The boat trip alone was great fun and a brilliant experience jetting between all the colourful local fishing boats.
From the outside they might not look like much, as there are no trees or vegetation. But they are home to an immense amount of wildlife. Walking across the islands we were able to see so many birds including the caspian tern, little tern, osprey and great white pelicans.
While walking along the sandy islands we also saw signs of other wildlife: multiple turtle bones, a turtle shel and headl, a washed up pufferfish and butterfish. Although we did not spot any turtles at sea, finding bones indicates that they are still present in this area of The Gambia!
Just off the edge of one of the islands we walked around some rock pools to look for some wildlife. Just in this small area we found different coral species, a stingray and a juvenile butterfish.
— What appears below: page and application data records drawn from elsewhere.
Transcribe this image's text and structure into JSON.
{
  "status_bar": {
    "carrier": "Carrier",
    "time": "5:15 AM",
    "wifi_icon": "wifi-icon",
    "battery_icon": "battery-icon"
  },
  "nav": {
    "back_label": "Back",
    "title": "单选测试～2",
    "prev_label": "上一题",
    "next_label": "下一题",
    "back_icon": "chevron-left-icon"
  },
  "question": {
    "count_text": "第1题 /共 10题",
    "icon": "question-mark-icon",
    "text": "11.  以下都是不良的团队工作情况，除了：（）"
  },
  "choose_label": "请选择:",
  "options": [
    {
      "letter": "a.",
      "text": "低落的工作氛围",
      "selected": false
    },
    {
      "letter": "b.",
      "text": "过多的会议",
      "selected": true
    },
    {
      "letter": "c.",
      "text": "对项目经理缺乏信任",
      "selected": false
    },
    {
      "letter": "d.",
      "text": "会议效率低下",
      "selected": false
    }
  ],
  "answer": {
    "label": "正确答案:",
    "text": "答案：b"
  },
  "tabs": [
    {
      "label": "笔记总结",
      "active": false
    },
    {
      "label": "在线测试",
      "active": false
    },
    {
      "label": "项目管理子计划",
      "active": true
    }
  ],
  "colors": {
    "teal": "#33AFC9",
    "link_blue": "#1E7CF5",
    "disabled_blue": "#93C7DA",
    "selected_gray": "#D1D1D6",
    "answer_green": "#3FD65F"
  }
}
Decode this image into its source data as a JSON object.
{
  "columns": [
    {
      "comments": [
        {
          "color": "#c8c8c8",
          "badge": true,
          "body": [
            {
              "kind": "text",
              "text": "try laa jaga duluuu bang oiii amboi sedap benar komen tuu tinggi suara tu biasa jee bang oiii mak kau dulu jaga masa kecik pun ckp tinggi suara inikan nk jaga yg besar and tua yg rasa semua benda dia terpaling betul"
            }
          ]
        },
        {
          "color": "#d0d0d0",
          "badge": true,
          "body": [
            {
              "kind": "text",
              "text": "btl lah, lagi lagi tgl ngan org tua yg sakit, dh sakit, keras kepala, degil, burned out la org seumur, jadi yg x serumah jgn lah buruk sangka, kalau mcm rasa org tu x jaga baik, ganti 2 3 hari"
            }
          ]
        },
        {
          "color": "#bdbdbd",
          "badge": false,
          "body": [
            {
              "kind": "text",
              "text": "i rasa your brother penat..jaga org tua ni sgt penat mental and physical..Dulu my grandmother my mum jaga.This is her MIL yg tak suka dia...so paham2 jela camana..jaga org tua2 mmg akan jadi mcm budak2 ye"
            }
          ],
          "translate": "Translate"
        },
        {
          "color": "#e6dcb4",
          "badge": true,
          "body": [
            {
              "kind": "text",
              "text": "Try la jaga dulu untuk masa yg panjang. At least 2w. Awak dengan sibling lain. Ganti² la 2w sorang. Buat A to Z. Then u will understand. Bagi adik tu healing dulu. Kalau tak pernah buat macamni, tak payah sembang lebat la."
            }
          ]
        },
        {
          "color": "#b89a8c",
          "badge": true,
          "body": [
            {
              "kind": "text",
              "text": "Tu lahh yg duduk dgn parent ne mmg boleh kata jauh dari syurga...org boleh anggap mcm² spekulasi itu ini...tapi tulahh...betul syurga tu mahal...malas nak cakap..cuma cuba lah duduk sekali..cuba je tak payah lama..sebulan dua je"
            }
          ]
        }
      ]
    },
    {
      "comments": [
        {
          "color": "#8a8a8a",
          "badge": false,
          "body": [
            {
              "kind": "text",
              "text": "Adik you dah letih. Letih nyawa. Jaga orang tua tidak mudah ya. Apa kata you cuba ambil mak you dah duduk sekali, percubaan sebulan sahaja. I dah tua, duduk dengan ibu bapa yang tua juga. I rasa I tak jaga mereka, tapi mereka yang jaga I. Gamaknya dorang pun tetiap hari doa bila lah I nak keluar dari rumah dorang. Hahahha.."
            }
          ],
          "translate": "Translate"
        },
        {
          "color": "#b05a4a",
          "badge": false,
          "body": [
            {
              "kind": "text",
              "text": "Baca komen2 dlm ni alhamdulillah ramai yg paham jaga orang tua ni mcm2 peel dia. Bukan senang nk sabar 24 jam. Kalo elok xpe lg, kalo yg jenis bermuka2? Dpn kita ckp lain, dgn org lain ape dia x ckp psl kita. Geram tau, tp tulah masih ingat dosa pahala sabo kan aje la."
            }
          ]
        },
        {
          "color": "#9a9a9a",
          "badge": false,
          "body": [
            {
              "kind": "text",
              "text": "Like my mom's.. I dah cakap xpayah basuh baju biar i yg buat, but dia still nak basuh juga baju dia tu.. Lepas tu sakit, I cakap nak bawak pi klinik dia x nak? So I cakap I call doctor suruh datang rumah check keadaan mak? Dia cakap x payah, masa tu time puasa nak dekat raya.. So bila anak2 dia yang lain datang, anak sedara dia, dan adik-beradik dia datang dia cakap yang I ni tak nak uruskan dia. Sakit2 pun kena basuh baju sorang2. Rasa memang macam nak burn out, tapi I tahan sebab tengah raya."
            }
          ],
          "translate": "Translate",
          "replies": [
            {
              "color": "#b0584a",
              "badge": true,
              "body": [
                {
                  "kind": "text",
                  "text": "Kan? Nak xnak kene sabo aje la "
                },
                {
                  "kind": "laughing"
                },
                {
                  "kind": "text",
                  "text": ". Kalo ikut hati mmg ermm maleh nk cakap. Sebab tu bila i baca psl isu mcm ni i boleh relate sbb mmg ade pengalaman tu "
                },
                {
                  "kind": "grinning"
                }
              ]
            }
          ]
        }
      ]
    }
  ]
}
The highlight of the trip though had to be walking amongst all the birds on the furthest island and seeing so many species all together in one place. It was amazing to see so many different species and hear all their different calls.
Bijol Islands are definitely worth the visit, especially if you're an avid birdwatcher! However, we do recommend reapplying the sun cream because many of us came back a bit more burnt than when we arrived, despite the cold breeze and clouds.
It was sadly our last full day of being in the beautiful Gambia. We carried out another vulture transect. counting 509 total vultures this time, making 1000 sightings in total just on the transect surveys!
Horse and Donkey Trust
Next, we drove to The Gambian Horse and Donkey Trust, which is an inspiring, wonderful place that rescues injured donkeys and horses as well as cats and dogs.
They ship donated snaffle bits from UK to The Gambia so that owners of horses and donkeys whose animals are being worked in inappropriate bits are able to swap them for a more comfortable option.
All the workers and vet volunteers were so hard working and are so passionate about all of their animals' welfare. We also got to play with the rescued puppies which was lovely. It was a truly brilliant place and none of us wanted to leave!
When we eventually left, we drove back to the hotel through the busy streets. We did our presentations of our chosen projects and discussed what we found.
We talked about our trip what it had been like to experience a conservation project at the very beginning of the development process. We witnessed how conservation projects may impact the community and the challenges there are for conservationists not only socially but mentally and physically as well.
We then had a lovely meal at '2Rays' together with all the staff, it was a lovely way to end an amazing trip. Until next time, Project Wild Gambia!
For more information on Writtle University College's animal-related courses, go to writtle.ac.uk/animal.